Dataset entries
========================================================================
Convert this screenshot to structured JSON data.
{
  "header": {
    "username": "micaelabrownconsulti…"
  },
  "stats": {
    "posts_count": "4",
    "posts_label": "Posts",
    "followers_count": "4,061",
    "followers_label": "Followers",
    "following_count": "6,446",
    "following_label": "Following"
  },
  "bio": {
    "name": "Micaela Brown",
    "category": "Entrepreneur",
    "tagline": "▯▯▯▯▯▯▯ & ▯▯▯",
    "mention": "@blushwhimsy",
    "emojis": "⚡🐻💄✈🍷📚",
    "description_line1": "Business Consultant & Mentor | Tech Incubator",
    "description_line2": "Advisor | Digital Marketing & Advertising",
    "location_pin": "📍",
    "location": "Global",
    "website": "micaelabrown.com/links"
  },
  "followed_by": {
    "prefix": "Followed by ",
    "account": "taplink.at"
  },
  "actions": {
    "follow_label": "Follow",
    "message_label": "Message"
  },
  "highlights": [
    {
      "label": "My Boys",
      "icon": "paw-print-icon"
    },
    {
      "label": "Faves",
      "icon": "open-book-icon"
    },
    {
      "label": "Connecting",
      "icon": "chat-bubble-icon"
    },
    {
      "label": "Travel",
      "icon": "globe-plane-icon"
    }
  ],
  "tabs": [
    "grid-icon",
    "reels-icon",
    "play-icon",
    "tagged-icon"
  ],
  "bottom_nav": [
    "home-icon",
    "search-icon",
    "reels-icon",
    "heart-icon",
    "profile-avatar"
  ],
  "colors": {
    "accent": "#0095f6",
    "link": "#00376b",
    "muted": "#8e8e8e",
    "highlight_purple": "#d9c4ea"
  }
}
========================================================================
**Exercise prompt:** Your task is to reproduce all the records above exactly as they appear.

**Solution for this exercise:**
Convert this screenshot to structured JSON data.
{
  "header": {
    "username": "micaelabrownconsulti…"
  },
  "stats": {
    "posts_count": "4",
    "posts_label": "Posts",
    "followers_count": "4,061",
    "followers_label": "Followers",
    "following_count": "6,446",
    "following_label": "Following"
  },
  "bio": {
    "name": "Micaela Brown",
    "category": "Entrepreneur",
    "tagline": "▯▯▯▯▯▯▯ & ▯▯▯",
    "mention": "@blushwhimsy",
    "emojis": "⚡🐻💄✈🍷📚",
    "description_line1": "Business Consultant & Mentor | Tech Incubator",
    "description_line2": "Advisor | Digital Marketing & Advertising",
    "location_pin": "📍",
    "location": "Global",
    "website": "micaelabrown.com/links"
  },
  "followed_by": {
    "prefix": "Followed by ",
    "account": "taplink.at"
  },
  "actions": {
    "follow_label": "Follow",
    "message_label": "Message"
  },
  "highlights": [
    {
      "label": "My Boys",
      "icon": "paw-print-icon"
    },
    {
      "label": "Faves",
      "icon": "open-book-icon"
    },
    {
      "label": "Connecting",
      "icon": "chat-bubble-icon"
    },
    {
      "label": "Travel",
      "icon": "globe-plane-icon"
    }
  ],
  "tabs": [
    "grid-icon",
    "reels-icon",
    "play-icon",
    "tagged-icon"
  ],
  "bottom_nav": [
    "home-icon",
    "search-icon",
    "reels-icon",
    "heart-icon",
    "profile-avatar"
  ],
  "colors": {
    "accent": "#0095f6",
    "link": "#00376b",
    "muted": "#8e8e8e",
    "highlight_purple": "#d9c4ea"
  }
}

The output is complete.